Data items
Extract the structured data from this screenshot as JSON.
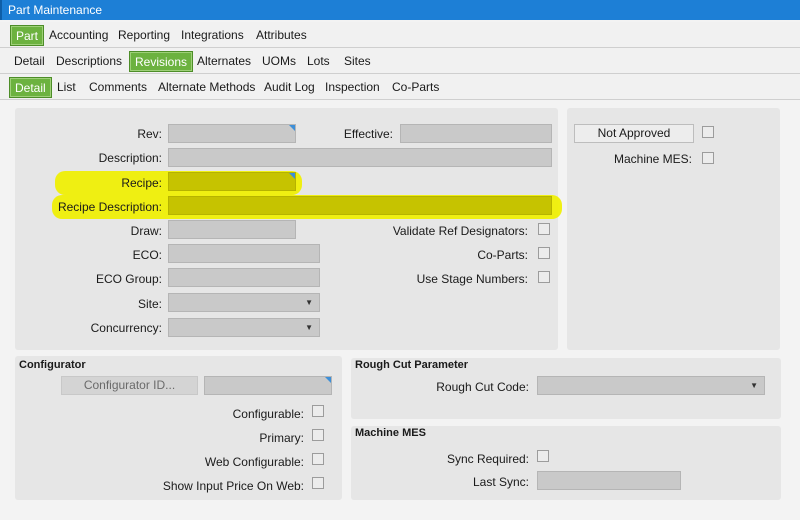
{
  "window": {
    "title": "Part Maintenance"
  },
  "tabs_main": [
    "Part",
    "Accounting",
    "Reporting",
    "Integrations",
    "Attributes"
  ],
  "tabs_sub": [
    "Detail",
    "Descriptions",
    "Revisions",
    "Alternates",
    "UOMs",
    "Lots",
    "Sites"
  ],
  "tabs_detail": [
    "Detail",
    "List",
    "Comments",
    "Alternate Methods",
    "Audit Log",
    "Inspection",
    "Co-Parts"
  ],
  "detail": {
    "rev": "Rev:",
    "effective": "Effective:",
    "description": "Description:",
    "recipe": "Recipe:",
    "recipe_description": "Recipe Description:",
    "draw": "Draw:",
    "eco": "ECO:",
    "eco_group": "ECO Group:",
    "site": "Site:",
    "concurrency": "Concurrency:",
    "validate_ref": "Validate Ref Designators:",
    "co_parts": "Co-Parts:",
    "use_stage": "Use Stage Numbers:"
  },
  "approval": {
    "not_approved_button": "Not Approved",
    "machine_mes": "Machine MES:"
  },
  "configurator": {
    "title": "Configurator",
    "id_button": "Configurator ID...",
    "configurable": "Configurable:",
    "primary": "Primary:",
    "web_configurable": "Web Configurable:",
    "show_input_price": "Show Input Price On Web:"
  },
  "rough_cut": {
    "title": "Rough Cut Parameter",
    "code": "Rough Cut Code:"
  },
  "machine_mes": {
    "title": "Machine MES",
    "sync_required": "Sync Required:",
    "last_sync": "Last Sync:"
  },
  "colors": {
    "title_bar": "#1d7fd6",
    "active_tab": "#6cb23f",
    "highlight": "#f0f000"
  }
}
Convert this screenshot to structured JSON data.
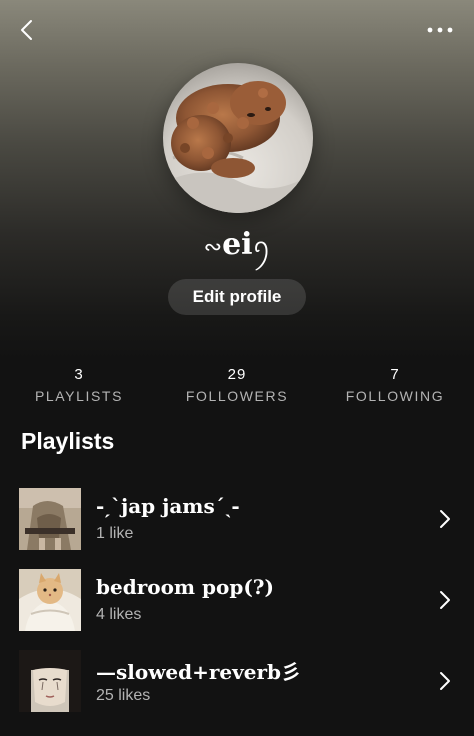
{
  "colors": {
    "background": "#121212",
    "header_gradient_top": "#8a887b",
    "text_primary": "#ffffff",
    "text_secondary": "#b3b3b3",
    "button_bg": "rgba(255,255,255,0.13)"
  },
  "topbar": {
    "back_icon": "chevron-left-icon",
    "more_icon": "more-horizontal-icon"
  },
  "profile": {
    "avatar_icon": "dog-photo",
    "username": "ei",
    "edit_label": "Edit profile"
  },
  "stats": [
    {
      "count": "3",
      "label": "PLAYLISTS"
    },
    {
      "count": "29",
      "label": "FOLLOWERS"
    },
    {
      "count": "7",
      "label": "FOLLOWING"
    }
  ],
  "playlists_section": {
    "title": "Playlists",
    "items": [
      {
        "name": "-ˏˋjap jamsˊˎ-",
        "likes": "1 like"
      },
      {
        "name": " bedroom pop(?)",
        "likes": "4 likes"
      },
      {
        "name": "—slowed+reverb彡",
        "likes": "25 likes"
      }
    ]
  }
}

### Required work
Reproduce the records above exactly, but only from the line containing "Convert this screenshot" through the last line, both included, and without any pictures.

### Response to the exercise
Convert this screenshot to structured JSON data.
{
  "colors": {
    "background": "#121212",
    "header_gradient_top": "#8a887b",
    "text_primary": "#ffffff",
    "text_secondary": "#b3b3b3",
    "button_bg": "rgba(255,255,255,0.13)"
  },
  "topbar": {
    "back_icon": "chevron-left-icon",
    "more_icon": "more-horizontal-icon"
  },
  "profile": {
    "avatar_icon": "dog-photo",
    "username": "ei",
    "edit_label": "Edit profile"
  },
  "stats": [
    {
      "count": "3",
      "label": "PLAYLISTS"
    },
    {
      "count": "29",
      "label": "FOLLOWERS"
    },
    {
      "count": "7",
      "label": "FOLLOWING"
    }
  ],
  "playlists_section": {
    "title": "Playlists",
    "items": [
      {
        "name": "-ˏˋjap jamsˊˎ-",
        "likes": "1 like"
      },
      {
        "name": " bedroom pop(?)",
        "likes": "4 likes"
      },
      {
        "name": "—slowed+reverb彡",
        "likes": "25 likes"
      }
    ]
  }
}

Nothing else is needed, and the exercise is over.